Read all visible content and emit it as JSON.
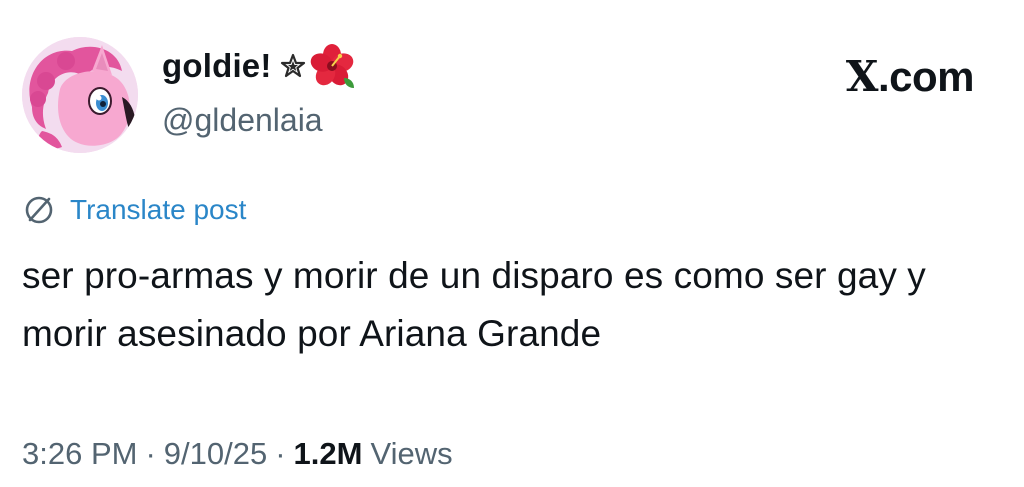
{
  "author": {
    "display_name": "goldie!",
    "handle": "@gldenlaia",
    "avatar_icon": "pink-pony-avatar",
    "badges": [
      "star-icon",
      "hibiscus-icon"
    ]
  },
  "brand": {
    "text": ".com",
    "mark": "X"
  },
  "translate": {
    "label": "Translate post",
    "icon": "globe-icon",
    "color": "#1d9bf0"
  },
  "post": {
    "text": "ser pro-armas y morir de un disparo es como ser gay y morir asesinado por Ariana Grande"
  },
  "meta": {
    "time": "3:26 PM",
    "separator": "·",
    "date": "9/10/25",
    "views_count": "1.2M",
    "views_label": "Views"
  },
  "colors": {
    "text": "#0f1419",
    "secondary": "#536471",
    "link": "#1d9bf0",
    "background": "#ffffff"
  }
}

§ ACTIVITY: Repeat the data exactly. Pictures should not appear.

§ ANSWER:
Read all visible content and emit it as JSON.
{
  "author": {
    "display_name": "goldie!",
    "handle": "@gldenlaia",
    "avatar_icon": "pink-pony-avatar",
    "badges": [
      "star-icon",
      "hibiscus-icon"
    ]
  },
  "brand": {
    "text": ".com",
    "mark": "X"
  },
  "translate": {
    "label": "Translate post",
    "icon": "globe-icon",
    "color": "#1d9bf0"
  },
  "post": {
    "text": "ser pro-armas y morir de un disparo es como ser gay y morir asesinado por Ariana Grande"
  },
  "meta": {
    "time": "3:26 PM",
    "separator": "·",
    "date": "9/10/25",
    "views_count": "1.2M",
    "views_label": "Views"
  },
  "colors": {
    "text": "#0f1419",
    "secondary": "#536471",
    "link": "#1d9bf0",
    "background": "#ffffff"
  }
}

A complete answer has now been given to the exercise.